THE TASK. Each line of data below is to be returned exactly, leaving out any picture.
**** SOURCE DATA ****
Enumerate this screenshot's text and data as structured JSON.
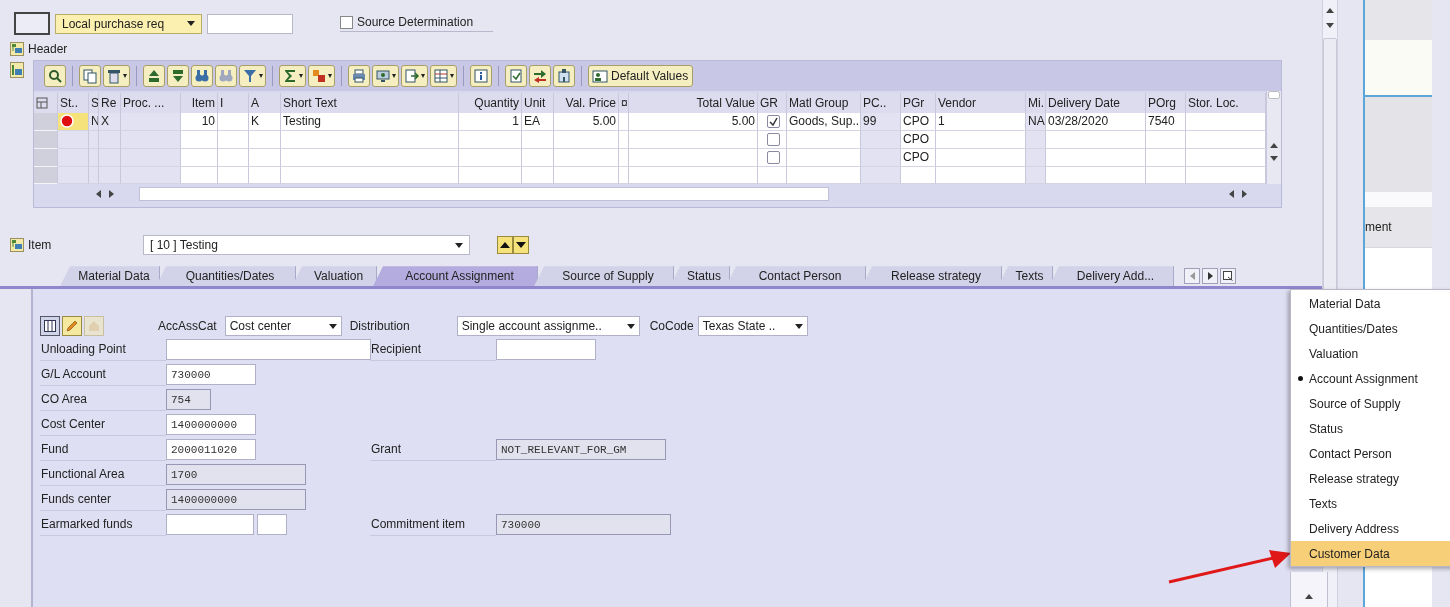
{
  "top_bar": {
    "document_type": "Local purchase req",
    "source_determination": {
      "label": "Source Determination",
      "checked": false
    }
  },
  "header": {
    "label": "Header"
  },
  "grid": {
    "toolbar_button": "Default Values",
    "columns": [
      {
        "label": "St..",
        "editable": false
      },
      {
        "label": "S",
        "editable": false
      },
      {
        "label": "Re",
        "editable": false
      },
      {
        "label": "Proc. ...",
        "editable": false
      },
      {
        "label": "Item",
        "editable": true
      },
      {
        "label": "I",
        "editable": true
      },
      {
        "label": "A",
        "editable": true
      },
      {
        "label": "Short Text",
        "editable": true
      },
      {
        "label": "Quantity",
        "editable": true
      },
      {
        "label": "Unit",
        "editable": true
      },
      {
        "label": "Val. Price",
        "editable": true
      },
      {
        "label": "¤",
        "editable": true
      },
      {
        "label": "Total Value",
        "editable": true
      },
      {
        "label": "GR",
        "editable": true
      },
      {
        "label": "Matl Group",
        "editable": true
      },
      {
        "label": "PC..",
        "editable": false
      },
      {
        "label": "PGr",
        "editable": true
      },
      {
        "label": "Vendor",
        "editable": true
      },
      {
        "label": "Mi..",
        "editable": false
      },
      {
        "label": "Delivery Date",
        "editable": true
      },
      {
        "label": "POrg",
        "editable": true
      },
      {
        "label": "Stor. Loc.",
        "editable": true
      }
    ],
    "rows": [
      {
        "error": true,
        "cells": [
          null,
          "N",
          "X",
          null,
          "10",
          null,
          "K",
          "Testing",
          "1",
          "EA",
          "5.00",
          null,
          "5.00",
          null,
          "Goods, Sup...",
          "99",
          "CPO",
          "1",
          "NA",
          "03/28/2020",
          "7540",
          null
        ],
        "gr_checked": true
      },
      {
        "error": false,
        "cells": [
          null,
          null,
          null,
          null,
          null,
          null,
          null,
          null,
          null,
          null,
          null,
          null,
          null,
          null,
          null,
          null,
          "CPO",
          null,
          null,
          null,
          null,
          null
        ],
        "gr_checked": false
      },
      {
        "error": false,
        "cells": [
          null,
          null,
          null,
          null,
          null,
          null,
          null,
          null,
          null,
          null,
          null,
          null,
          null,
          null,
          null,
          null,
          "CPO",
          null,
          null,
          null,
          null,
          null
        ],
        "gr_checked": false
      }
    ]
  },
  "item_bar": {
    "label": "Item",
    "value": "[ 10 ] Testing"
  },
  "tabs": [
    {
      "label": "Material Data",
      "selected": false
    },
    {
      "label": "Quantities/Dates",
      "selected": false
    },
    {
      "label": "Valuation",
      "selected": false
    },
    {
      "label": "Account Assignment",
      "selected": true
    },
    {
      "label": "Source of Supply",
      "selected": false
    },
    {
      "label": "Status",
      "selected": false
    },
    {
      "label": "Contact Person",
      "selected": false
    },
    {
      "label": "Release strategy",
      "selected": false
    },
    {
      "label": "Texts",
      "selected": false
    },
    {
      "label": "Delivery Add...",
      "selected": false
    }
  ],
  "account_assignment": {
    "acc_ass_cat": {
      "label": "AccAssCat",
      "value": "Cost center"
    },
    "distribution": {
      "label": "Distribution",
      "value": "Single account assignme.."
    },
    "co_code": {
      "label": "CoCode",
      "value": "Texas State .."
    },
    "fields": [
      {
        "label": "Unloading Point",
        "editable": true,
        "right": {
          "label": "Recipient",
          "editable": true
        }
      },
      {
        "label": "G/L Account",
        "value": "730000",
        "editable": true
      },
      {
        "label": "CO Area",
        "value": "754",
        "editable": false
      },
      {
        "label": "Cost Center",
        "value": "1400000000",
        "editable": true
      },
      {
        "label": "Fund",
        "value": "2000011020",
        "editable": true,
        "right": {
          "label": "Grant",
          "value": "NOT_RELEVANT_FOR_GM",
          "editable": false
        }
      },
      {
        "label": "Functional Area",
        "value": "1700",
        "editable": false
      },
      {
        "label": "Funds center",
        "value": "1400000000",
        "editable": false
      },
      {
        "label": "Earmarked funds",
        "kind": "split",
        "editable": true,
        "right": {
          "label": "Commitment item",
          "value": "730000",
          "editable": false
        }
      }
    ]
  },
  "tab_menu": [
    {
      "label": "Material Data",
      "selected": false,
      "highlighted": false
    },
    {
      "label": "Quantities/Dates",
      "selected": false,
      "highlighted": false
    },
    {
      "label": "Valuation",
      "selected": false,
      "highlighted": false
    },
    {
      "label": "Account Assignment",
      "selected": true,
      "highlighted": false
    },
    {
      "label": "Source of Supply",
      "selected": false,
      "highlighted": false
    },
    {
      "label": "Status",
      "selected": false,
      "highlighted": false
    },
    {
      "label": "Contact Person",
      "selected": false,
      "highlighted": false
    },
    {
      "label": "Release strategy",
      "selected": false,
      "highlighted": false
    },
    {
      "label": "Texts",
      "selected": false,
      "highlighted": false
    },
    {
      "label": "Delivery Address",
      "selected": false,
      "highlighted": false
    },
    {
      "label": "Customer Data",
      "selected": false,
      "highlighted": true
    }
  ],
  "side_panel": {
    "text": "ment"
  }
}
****
COMPLETED TASK.
Enumerate this screenshot's text and data as structured JSON.
{
  "top_bar": {
    "document_type": "Local purchase req",
    "source_determination": {
      "label": "Source Determination",
      "checked": false
    }
  },
  "header": {
    "label": "Header"
  },
  "grid": {
    "toolbar_button": "Default Values",
    "columns": [
      {
        "label": "St..",
        "editable": false
      },
      {
        "label": "S",
        "editable": false
      },
      {
        "label": "Re",
        "editable": false
      },
      {
        "label": "Proc. ...",
        "editable": false
      },
      {
        "label": "Item",
        "editable": true
      },
      {
        "label": "I",
        "editable": true
      },
      {
        "label": "A",
        "editable": true
      },
      {
        "label": "Short Text",
        "editable": true
      },
      {
        "label": "Quantity",
        "editable": true
      },
      {
        "label": "Unit",
        "editable": true
      },
      {
        "label": "Val. Price",
        "editable": true
      },
      {
        "label": "¤",
        "editable": true
      },
      {
        "label": "Total Value",
        "editable": true
      },
      {
        "label": "GR",
        "editable": true
      },
      {
        "label": "Matl Group",
        "editable": true
      },
      {
        "label": "PC..",
        "editable": false
      },
      {
        "label": "PGr",
        "editable": true
      },
      {
        "label": "Vendor",
        "editable": true
      },
      {
        "label": "Mi..",
        "editable": false
      },
      {
        "label": "Delivery Date",
        "editable": true
      },
      {
        "label": "POrg",
        "editable": true
      },
      {
        "label": "Stor. Loc.",
        "editable": true
      }
    ],
    "rows": [
      {
        "error": true,
        "cells": [
          null,
          "N",
          "X",
          null,
          "10",
          null,
          "K",
          "Testing",
          "1",
          "EA",
          "5.00",
          null,
          "5.00",
          null,
          "Goods, Sup...",
          "99",
          "CPO",
          "1",
          "NA",
          "03/28/2020",
          "7540",
          null
        ],
        "gr_checked": true
      },
      {
        "error": false,
        "cells": [
          null,
          null,
          null,
          null,
          null,
          null,
          null,
          null,
          null,
          null,
          null,
          null,
          null,
          null,
          null,
          null,
          "CPO",
          null,
          null,
          null,
          null,
          null
        ],
        "gr_checked": false
      },
      {
        "error": false,
        "cells": [
          null,
          null,
          null,
          null,
          null,
          null,
          null,
          null,
          null,
          null,
          null,
          null,
          null,
          null,
          null,
          null,
          "CPO",
          null,
          null,
          null,
          null,
          null
        ],
        "gr_checked": false
      }
    ]
  },
  "item_bar": {
    "label": "Item",
    "value": "[ 10 ] Testing"
  },
  "tabs": [
    {
      "label": "Material Data",
      "selected": false
    },
    {
      "label": "Quantities/Dates",
      "selected": false
    },
    {
      "label": "Valuation",
      "selected": false
    },
    {
      "label": "Account Assignment",
      "selected": true
    },
    {
      "label": "Source of Supply",
      "selected": false
    },
    {
      "label": "Status",
      "selected": false
    },
    {
      "label": "Contact Person",
      "selected": false
    },
    {
      "label": "Release strategy",
      "selected": false
    },
    {
      "label": "Texts",
      "selected": false
    },
    {
      "label": "Delivery Add...",
      "selected": false
    }
  ],
  "account_assignment": {
    "acc_ass_cat": {
      "label": "AccAssCat",
      "value": "Cost center"
    },
    "distribution": {
      "label": "Distribution",
      "value": "Single account assignme.."
    },
    "co_code": {
      "label": "CoCode",
      "value": "Texas State .."
    },
    "fields": [
      {
        "label": "Unloading Point",
        "editable": true,
        "right": {
          "label": "Recipient",
          "editable": true
        }
      },
      {
        "label": "G/L Account",
        "value": "730000",
        "editable": true
      },
      {
        "label": "CO Area",
        "value": "754",
        "editable": false
      },
      {
        "label": "Cost Center",
        "value": "1400000000",
        "editable": true
      },
      {
        "label": "Fund",
        "value": "2000011020",
        "editable": true,
        "right": {
          "label": "Grant",
          "value": "NOT_RELEVANT_FOR_GM",
          "editable": false
        }
      },
      {
        "label": "Functional Area",
        "value": "1700",
        "editable": false
      },
      {
        "label": "Funds center",
        "value": "1400000000",
        "editable": false
      },
      {
        "label": "Earmarked funds",
        "kind": "split",
        "editable": true,
        "right": {
          "label": "Commitment item",
          "value": "730000",
          "editable": false
        }
      }
    ]
  },
  "tab_menu": [
    {
      "label": "Material Data",
      "selected": false,
      "highlighted": false
    },
    {
      "label": "Quantities/Dates",
      "selected": false,
      "highlighted": false
    },
    {
      "label": "Valuation",
      "selected": false,
      "highlighted": false
    },
    {
      "label": "Account Assignment",
      "selected": true,
      "highlighted": false
    },
    {
      "label": "Source of Supply",
      "selected": false,
      "highlighted": false
    },
    {
      "label": "Status",
      "selected": false,
      "highlighted": false
    },
    {
      "label": "Contact Person",
      "selected": false,
      "highlighted": false
    },
    {
      "label": "Release strategy",
      "selected": false,
      "highlighted": false
    },
    {
      "label": "Texts",
      "selected": false,
      "highlighted": false
    },
    {
      "label": "Delivery Address",
      "selected": false,
      "highlighted": false
    },
    {
      "label": "Customer Data",
      "selected": false,
      "highlighted": true
    }
  ],
  "side_panel": {
    "text": "ment"
  }
}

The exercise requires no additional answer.